WHAT TO WORK ON: Check each line of the entries below for the word "time", and copy the lines that have it.

DATASET RECORDS:
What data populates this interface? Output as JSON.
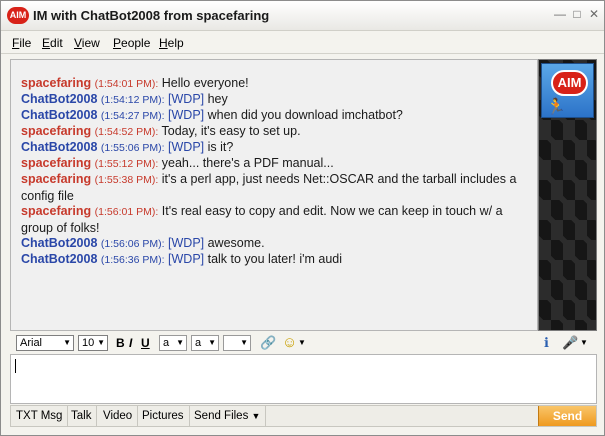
{
  "window": {
    "title": "IM with ChatBot2008 from spacefaring",
    "logo_text": "AIM",
    "minimize_glyph": "—",
    "maximize_glyph": "□",
    "close_glyph": "✕"
  },
  "menu": {
    "items": [
      "File",
      "Edit",
      "View",
      "People",
      "Help"
    ]
  },
  "messages": [
    {
      "sender": "spacefaring",
      "time": "(1:54:01 PM):",
      "tag": "",
      "text": "Hello everyone!"
    },
    {
      "sender": "ChatBot2008",
      "time": "(1:54:12 PM):",
      "tag": "[WDP]",
      "text": "hey"
    },
    {
      "sender": "ChatBot2008",
      "time": "(1:54:27 PM):",
      "tag": "[WDP]",
      "text": "when did you download imchatbot?"
    },
    {
      "sender": "spacefaring",
      "time": "(1:54:52 PM):",
      "tag": "",
      "text": "Today, it's easy to set up."
    },
    {
      "sender": "ChatBot2008",
      "time": "(1:55:06 PM):",
      "tag": "[WDP]",
      "text": "is it?"
    },
    {
      "sender": "spacefaring",
      "time": "(1:55:12 PM):",
      "tag": "",
      "text": "yeah... there's a PDF manual..."
    },
    {
      "sender": "spacefaring",
      "time": "(1:55:38 PM):",
      "tag": "",
      "text": "it's a perl app, just needs Net::OSCAR and the tarball includes a config file"
    },
    {
      "sender": "spacefaring",
      "time": "(1:56:01 PM):",
      "tag": "",
      "text": "It's real easy to copy and edit.  Now we can keep in touch w/ a group of folks!"
    },
    {
      "sender": "ChatBot2008",
      "time": "(1:56:06 PM):",
      "tag": "[WDP]",
      "text": "awesome."
    },
    {
      "sender": "ChatBot2008",
      "time": "(1:56:36 PM):",
      "tag": "[WDP]",
      "text": "talk to you later! i'm audi"
    }
  ],
  "side": {
    "logo_text": "AIM",
    "runner_glyph": "🏃"
  },
  "format": {
    "font": "Arial",
    "size": "10",
    "bold": "B",
    "italic": "I",
    "underline": "U",
    "text_color": "a",
    "bg_color": "a",
    "link_glyph": "🔗",
    "smiley_glyph": "☺",
    "info_glyph": "ℹ",
    "mic_glyph": "🎤"
  },
  "bottom": {
    "buttons": [
      "TXT Msg",
      "Talk",
      "Video",
      "Pictures",
      "Send Files"
    ],
    "send": "Send"
  },
  "colors": {
    "spacefaring": "#c73a2c",
    "chatbot": "#2a47a8",
    "send": "#ef9a1f",
    "aim_red": "#d82218"
  }
}
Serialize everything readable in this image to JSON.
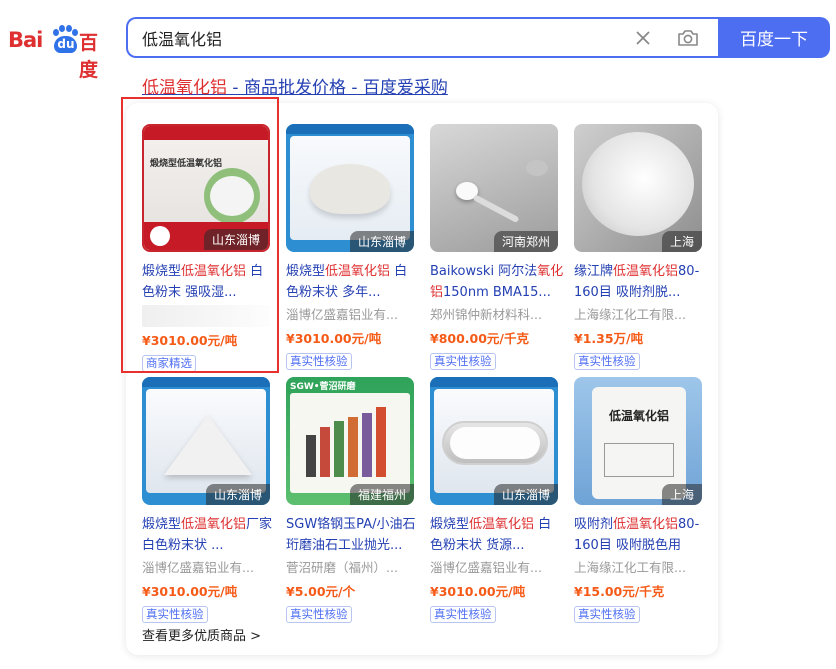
{
  "header": {
    "logo_bai": "Bai",
    "logo_du": "du",
    "logo_cn": "百度",
    "search_value": "低温氧化铝",
    "search_button": "百度一下"
  },
  "result": {
    "title_highlight": "低温氧化铝",
    "title_rest": " - 商品批发价格 - 百度爱采购"
  },
  "products": [
    {
      "name_pre": "煅烧型",
      "name_hl": "低温氧化铝",
      "name_post": " 白色粉末 强吸湿...",
      "location": "山东淄博",
      "seller": "",
      "price": "¥3010.00元/吨",
      "tag": "商家精选",
      "image_caption": "煅烧型低温氧化铝"
    },
    {
      "name_pre": "煅烧型",
      "name_hl": "低温氧化铝",
      "name_post": " 白色粉末状 多年...",
      "location": "山东淄博",
      "seller": "淄博亿盛嘉铝业有...",
      "price": "¥3010.00元/吨",
      "tag": "真实性核验"
    },
    {
      "name_pre": "Baikowski 阿尔法",
      "name_hl": "氧化铝",
      "name_post": "150nm BMA15...",
      "location": "河南郑州",
      "seller": "郑州锦仲新材料科...",
      "price": "¥800.00元/千克",
      "tag": "真实性核验"
    },
    {
      "name_pre": "缘江牌",
      "name_hl": "低温氧化铝",
      "name_post": "80-160目 吸附剂脱...",
      "location": "上海",
      "seller": "上海缘江化工有限...",
      "price": "¥1.35万/吨",
      "tag": "真实性核验"
    },
    {
      "name_pre": "煅烧型",
      "name_hl": "低温氧化铝",
      "name_post": "厂家 白色粉末状 ...",
      "location": "山东淄博",
      "seller": "淄博亿盛嘉铝业有...",
      "price": "¥3010.00元/吨",
      "tag": "真实性核验"
    },
    {
      "name_pre": "SGW铬钢玉PA/小油石珩磨油石工业抛光...",
      "name_hl": "",
      "name_post": "",
      "location": "福建福州",
      "seller": "菅沼研磨（福州）...",
      "price": "¥5.00元/个",
      "tag": "真实性核验",
      "image_caption": "SGW•菅沼研磨"
    },
    {
      "name_pre": "煅烧型",
      "name_hl": "低温氧化铝",
      "name_post": " 白色粉末状 货源...",
      "location": "山东淄博",
      "seller": "淄博亿盛嘉铝业有...",
      "price": "¥3010.00元/吨",
      "tag": "真实性核验"
    },
    {
      "name_pre": "吸附剂",
      "name_hl": "低温氧化铝",
      "name_post": "80-160目 吸附脱色用",
      "location": "上海",
      "seller": "上海缘江化工有限...",
      "price": "¥15.00元/千克",
      "tag": "真实性核验",
      "image_caption": "低温氧化铝"
    }
  ],
  "more_link": "查看更多优质商品 >",
  "colors": {
    "brand_blue": "#4e6ef2",
    "link_blue": "#2440b3",
    "highlight_red": "#de3031",
    "price_orange": "#f55a17"
  }
}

ANSWER AREA:
      "time": "(1:54:01 PM):",
      "time": "(1:54:12 PM):",
      "time": "(1:54:27 PM):",
      "time": "(1:54:52 PM):",
      "time": "(1:55:06 PM):",
      "time": "(1:55:12 PM):",
      "time": "(1:55:38 PM):",
      "time": "(1:56:01 PM):",
      "time": "(1:56:06 PM):",
      "time": "(1:56:36 PM):",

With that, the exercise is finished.